Sam Allardyce insisted he was focused on the task ahead as Everton manager rather than “water under the bridge” with England.
A quirk of fate meant Allardyce faced the media for the first time as Toffees boss little more than an hour before the World Cup draw in Moscow.
It was a date that would once have been underlined in the 63-year-old’s diary for a Russia trip, but that fell instead to his successor Gareth Southgate.
The coincidence was not lost on Allardyce, who lost his Three Lions job after just one game in the wake of a newspaper investigation, but he declined to dwell on it.
There was room for one dry observation on his dismissal at national manager, though he was keen to keep his attention on the task at hand.
“I’m delighted I’m the Everton manager. What went on in the past is in the Atlantic Ocean now… water under the bridge,” he said.
“Obviously it will always be there in the back of the mind but it wasn’t my decision. I’m bound to say it’s the wrong one, I think it’s probably been proven it’s the wrong one, but life goes on. I’m just delighted to be here.”
Allardyce shed some light on the decision to take charge of his seventh Premier League club, despite having seemingly pulled himself out of the reckoning.
When Everton failed to answer his overtures with a speedy offer, he indicated he had cooled on the idea. But the man who indicated in May that he was retiring soon changed his mind.
“From my point of view I expected it to be a little bit quicker and it wasn’t,” he said.
“Everton was always going to be a temptation to come back out of retirement, to take up the challenge.
“I got offered more jobs when I said I’d retired than I’ve ever been offered in my life. Finally Everton came along and in the end it was done within 48 hours.”
Duncan Ferguson will retain his place on the club’s coaching staff, with his England assistants Sammy Lee and Craig Shakespeare also set to join the payroll.
Everton begin the Allardyce era with a home game against Huddersfield on Saturday.
Another notable link to Allardyce’s blink-and-you-missed-it tenure with the national side is Wayne Rooney.

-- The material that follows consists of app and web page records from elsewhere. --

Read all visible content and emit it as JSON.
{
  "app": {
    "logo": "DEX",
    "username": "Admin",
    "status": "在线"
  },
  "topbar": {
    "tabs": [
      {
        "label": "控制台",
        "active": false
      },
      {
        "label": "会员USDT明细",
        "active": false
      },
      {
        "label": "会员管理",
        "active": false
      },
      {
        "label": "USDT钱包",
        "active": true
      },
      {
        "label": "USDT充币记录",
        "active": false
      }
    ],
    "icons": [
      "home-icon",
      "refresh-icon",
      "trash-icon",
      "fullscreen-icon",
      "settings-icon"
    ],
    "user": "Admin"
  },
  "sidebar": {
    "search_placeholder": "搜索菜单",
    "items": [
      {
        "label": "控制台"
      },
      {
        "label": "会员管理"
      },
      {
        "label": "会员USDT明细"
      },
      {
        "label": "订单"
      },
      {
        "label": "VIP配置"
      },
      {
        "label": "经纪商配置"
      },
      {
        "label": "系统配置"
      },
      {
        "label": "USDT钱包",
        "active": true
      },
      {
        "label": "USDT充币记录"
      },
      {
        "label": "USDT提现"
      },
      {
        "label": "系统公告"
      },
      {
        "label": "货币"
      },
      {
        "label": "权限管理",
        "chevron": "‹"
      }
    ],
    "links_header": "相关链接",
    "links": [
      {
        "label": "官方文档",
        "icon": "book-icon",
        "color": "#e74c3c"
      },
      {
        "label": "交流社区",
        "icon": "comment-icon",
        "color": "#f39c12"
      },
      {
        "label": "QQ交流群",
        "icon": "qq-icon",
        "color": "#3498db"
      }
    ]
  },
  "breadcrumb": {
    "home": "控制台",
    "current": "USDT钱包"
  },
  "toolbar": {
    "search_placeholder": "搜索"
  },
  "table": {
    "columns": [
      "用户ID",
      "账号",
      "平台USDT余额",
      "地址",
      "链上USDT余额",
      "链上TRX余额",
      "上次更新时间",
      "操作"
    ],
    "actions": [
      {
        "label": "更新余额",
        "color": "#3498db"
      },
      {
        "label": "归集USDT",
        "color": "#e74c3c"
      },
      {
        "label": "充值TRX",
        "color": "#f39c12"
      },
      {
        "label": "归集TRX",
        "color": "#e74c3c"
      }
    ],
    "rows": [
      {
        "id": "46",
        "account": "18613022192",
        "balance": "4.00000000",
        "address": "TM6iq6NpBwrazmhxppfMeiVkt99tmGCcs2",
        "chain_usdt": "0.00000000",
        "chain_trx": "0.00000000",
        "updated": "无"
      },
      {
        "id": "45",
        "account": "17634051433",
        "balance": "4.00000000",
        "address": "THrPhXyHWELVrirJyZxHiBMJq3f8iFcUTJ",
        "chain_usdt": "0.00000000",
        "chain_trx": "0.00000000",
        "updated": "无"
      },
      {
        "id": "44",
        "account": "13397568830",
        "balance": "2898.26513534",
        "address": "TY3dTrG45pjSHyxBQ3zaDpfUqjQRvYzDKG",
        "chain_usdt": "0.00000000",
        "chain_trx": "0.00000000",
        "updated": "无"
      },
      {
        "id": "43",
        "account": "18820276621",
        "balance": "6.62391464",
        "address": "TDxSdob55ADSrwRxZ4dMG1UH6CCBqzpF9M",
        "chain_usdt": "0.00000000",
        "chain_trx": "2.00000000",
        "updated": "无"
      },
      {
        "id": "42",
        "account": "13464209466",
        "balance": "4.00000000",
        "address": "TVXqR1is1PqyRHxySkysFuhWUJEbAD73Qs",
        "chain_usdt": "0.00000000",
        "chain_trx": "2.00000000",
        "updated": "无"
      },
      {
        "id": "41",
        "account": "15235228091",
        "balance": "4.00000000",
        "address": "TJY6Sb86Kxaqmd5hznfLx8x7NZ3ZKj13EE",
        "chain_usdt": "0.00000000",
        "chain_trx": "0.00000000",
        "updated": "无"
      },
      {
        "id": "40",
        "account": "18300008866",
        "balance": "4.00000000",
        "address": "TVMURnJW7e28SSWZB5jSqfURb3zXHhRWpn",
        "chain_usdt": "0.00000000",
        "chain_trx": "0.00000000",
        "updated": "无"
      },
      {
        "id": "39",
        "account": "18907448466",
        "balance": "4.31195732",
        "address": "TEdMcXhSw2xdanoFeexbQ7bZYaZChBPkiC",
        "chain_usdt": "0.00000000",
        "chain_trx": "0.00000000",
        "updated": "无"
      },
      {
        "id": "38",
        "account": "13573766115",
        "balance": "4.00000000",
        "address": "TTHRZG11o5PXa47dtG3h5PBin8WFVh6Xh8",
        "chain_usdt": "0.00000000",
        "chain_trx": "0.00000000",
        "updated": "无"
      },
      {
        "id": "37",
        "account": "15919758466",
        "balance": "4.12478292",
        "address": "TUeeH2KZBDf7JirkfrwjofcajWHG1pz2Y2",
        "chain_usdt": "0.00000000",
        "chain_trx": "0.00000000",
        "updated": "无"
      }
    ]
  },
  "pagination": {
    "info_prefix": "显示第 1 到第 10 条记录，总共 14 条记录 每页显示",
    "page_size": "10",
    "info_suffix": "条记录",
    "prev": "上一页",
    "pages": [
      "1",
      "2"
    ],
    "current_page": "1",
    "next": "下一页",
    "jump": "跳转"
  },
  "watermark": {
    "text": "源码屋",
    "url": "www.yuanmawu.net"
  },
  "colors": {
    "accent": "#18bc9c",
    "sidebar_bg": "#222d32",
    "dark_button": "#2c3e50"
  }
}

Allardyce retained him as captain for his only game with England, deploying him in the central midfield role which proved a palpable failure at Euro 2016.
But he took considerable satisfaction from Rooney’s midweek hat-trick against West Ham, scored from a similarly withdrawn role and in front of the watching Allardyce.
“There’s no problem with him playing deep anymore, he’s put that one to bed,” Allardyce said.
“You don’t need to be a rocket scientist or a manager to know where he’s going to be playing.
“It was an outstanding performance and Wayne has set his standard again. It was almost like the old Wayne Rooney, at Manchester United… he controlled the game.”
Allardyce also addressed those supporters who may be underwhelmed by his arrival in the hot seat, arguing his reputation as a purveyor of rudimentary football was unfair.
“Whatever perception fans have about me, there’s nothing I can do about it,” he said. “It’s been over many, many years and it’s not true of course.
“Each club I’ve managed has had a different philosophy of how you should play. Luckily for me, wherever I’ve been I’ve managed to leave the club in a far better position than I’d taken over.”